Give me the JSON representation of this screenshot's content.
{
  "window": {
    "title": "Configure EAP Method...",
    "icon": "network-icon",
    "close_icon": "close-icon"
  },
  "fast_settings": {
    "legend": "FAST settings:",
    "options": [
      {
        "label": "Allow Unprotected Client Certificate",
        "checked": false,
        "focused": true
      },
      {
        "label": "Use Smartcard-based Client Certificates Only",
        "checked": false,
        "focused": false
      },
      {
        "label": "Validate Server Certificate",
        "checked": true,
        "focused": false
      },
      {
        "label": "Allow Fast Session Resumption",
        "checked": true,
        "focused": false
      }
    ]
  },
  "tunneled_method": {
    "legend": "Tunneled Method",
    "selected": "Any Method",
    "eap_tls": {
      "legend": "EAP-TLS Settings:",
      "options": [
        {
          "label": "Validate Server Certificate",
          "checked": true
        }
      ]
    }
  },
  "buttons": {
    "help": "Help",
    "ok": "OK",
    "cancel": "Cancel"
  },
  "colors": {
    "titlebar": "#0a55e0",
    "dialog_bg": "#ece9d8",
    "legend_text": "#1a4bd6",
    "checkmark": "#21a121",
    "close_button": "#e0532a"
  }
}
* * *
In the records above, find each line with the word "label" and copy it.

        "label": "Allow Unprotected Client Certificate",
        "label": "Use Smartcard-based Client Certificates Only",
        "label": "Validate Server Certificate",
        "label": "Allow Fast Session Resumption",
          "label": "Validate Server Certificate",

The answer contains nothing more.